[Instructions for the task]: Which lines in the records below contain the word "Purpose"? Report each of them.

(Excerpts from an interface dataset)
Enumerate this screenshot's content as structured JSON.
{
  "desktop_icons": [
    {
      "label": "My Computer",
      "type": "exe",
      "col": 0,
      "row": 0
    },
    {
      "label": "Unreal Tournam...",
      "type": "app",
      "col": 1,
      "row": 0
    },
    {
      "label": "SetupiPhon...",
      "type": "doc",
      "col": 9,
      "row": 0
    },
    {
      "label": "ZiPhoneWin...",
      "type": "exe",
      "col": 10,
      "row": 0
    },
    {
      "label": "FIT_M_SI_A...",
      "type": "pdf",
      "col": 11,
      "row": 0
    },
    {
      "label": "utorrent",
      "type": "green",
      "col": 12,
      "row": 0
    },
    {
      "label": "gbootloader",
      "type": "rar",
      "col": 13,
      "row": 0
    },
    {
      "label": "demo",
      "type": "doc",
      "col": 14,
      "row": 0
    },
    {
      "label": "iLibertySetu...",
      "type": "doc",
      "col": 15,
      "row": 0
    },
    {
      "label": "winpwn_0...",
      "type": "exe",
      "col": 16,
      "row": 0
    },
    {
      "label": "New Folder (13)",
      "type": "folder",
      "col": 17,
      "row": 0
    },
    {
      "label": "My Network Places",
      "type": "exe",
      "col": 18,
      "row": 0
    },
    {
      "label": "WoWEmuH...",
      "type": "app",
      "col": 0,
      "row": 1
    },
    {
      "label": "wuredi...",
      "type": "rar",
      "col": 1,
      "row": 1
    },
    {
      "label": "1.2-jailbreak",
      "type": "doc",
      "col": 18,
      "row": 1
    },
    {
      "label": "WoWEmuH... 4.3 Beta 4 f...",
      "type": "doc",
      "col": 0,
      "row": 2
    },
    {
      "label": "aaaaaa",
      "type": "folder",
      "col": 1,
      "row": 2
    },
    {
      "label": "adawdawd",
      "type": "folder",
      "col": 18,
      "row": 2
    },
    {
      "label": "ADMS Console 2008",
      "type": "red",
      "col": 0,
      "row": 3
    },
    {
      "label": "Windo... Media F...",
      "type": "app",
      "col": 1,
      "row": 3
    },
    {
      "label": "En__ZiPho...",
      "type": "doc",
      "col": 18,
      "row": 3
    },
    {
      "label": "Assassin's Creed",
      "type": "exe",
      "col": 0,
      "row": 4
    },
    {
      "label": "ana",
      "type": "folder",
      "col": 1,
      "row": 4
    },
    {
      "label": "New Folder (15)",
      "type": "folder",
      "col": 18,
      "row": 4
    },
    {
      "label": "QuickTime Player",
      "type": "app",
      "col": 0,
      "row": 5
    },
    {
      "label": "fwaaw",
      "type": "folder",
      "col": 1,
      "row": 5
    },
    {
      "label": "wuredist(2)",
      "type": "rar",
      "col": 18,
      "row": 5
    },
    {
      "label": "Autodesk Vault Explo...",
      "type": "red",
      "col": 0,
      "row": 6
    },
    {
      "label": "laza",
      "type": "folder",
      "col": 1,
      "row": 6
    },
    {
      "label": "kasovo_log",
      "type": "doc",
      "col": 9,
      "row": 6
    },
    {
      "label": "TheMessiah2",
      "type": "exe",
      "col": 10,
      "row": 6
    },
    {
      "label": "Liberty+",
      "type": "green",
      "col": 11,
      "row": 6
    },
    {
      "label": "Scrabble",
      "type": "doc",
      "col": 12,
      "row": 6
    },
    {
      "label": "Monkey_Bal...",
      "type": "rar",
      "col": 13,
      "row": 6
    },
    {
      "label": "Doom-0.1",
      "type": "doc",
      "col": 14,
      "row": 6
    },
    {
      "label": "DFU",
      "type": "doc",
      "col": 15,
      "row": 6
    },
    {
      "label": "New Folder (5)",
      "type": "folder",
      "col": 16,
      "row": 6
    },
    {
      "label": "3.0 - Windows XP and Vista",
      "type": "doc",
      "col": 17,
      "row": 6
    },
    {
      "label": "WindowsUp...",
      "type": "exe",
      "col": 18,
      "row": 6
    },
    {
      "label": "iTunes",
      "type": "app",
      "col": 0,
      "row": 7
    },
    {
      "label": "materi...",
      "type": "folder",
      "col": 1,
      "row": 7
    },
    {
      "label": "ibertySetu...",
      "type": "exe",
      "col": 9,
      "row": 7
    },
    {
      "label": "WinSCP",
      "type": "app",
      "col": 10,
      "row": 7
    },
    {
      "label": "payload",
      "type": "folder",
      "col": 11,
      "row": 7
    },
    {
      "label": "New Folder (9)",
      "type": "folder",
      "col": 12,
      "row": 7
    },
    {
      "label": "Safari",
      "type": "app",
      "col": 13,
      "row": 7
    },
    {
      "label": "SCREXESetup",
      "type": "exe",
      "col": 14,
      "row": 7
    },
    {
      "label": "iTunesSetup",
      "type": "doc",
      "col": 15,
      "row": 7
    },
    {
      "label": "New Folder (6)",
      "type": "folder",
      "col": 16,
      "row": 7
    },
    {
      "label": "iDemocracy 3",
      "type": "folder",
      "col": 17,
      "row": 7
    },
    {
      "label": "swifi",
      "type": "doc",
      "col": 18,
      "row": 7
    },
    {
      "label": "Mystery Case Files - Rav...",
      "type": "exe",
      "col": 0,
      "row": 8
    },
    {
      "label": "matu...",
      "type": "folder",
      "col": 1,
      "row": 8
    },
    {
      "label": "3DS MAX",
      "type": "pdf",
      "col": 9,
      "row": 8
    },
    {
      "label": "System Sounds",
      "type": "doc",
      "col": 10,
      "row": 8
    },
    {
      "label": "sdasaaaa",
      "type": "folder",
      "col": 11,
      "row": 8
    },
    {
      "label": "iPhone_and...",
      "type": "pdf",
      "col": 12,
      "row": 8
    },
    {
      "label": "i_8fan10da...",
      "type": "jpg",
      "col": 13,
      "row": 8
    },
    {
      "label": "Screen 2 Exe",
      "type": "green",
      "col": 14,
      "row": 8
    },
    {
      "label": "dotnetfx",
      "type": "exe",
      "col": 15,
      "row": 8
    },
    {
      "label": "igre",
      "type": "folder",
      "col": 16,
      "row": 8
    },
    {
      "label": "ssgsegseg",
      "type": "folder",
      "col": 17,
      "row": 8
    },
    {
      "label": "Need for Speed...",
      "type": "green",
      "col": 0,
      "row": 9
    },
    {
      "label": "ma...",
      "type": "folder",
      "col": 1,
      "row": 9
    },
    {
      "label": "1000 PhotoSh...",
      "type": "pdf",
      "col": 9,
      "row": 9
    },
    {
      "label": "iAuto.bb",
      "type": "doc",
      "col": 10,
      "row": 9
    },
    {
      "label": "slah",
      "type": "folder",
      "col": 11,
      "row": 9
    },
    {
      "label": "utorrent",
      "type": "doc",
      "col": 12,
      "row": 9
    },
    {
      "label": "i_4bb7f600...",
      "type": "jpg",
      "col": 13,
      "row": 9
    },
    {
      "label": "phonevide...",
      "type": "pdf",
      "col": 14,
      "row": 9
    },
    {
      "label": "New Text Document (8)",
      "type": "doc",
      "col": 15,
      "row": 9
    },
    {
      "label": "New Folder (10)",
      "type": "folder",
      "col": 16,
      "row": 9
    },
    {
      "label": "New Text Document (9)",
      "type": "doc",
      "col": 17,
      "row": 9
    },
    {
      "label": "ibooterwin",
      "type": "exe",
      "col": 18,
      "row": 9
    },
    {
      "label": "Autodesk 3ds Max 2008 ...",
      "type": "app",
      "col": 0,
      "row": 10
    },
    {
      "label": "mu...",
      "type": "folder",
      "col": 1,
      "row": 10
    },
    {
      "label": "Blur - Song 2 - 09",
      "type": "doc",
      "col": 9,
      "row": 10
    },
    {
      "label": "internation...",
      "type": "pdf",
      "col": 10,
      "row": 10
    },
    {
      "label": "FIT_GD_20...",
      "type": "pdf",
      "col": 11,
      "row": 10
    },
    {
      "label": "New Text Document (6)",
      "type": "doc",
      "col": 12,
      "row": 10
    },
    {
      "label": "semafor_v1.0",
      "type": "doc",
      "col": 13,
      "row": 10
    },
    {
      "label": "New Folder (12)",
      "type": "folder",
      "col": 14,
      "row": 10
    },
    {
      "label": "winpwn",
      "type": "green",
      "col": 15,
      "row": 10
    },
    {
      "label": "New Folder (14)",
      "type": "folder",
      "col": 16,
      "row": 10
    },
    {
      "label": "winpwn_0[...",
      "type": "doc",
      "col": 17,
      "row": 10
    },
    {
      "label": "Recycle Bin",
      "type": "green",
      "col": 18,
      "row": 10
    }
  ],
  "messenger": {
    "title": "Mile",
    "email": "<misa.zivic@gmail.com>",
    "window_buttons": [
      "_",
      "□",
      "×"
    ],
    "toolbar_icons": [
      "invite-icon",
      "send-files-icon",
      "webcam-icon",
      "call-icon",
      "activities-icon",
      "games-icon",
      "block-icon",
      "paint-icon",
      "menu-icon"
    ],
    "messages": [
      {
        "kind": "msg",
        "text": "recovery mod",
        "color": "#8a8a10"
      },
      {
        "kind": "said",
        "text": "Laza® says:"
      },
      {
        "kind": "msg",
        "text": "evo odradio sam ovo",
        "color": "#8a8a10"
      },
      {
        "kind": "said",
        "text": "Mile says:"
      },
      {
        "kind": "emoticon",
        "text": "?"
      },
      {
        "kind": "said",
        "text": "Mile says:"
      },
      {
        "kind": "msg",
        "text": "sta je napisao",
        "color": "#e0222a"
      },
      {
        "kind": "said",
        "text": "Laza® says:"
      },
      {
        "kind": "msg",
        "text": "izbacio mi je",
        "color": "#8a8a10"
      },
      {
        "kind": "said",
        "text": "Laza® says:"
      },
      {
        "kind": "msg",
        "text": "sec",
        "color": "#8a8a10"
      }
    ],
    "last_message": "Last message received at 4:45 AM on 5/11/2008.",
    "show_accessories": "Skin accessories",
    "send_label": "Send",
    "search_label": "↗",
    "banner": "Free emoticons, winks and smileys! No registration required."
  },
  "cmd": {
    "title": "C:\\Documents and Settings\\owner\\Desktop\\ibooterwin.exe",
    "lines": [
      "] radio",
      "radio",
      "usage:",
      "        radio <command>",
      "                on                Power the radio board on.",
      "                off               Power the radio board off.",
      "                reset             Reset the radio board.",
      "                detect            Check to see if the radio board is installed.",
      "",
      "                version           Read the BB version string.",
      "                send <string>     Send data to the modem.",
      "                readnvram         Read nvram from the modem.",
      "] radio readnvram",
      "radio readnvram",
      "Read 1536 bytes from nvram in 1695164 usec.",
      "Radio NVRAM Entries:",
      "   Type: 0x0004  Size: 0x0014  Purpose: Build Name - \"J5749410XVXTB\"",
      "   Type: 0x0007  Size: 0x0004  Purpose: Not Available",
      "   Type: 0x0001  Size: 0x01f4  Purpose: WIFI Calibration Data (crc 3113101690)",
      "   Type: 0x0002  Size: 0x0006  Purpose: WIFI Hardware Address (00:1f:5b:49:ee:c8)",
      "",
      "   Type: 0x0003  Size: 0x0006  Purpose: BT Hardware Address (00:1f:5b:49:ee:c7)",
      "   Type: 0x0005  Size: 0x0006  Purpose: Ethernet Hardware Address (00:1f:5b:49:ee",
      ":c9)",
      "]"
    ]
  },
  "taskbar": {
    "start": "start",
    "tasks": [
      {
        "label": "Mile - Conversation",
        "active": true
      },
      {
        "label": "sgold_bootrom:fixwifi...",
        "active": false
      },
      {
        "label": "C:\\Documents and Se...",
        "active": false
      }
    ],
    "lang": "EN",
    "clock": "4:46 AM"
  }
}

[Solution for this exercise]:
      "   Type: 0x0004  Size: 0x0014  Purpose: Build Name - \"J5749410XVXTB\"",
      "   Type: 0x0007  Size: 0x0004  Purpose: Not Available",
      "   Type: 0x0001  Size: 0x01f4  Purpose: WIFI Calibration Data (crc 3113101690)",
      "   Type: 0x0002  Size: 0x0006  Purpose: WIFI Hardware Address (00:1f:5b:49:ee:c8)",
      "   Type: 0x0003  Size: 0x0006  Purpose: BT Hardware Address (00:1f:5b:49:ee:c7)",
      "   Type: 0x0005  Size: 0x0006  Purpose: Ethernet Hardware Address (00:1f:5b:49:ee",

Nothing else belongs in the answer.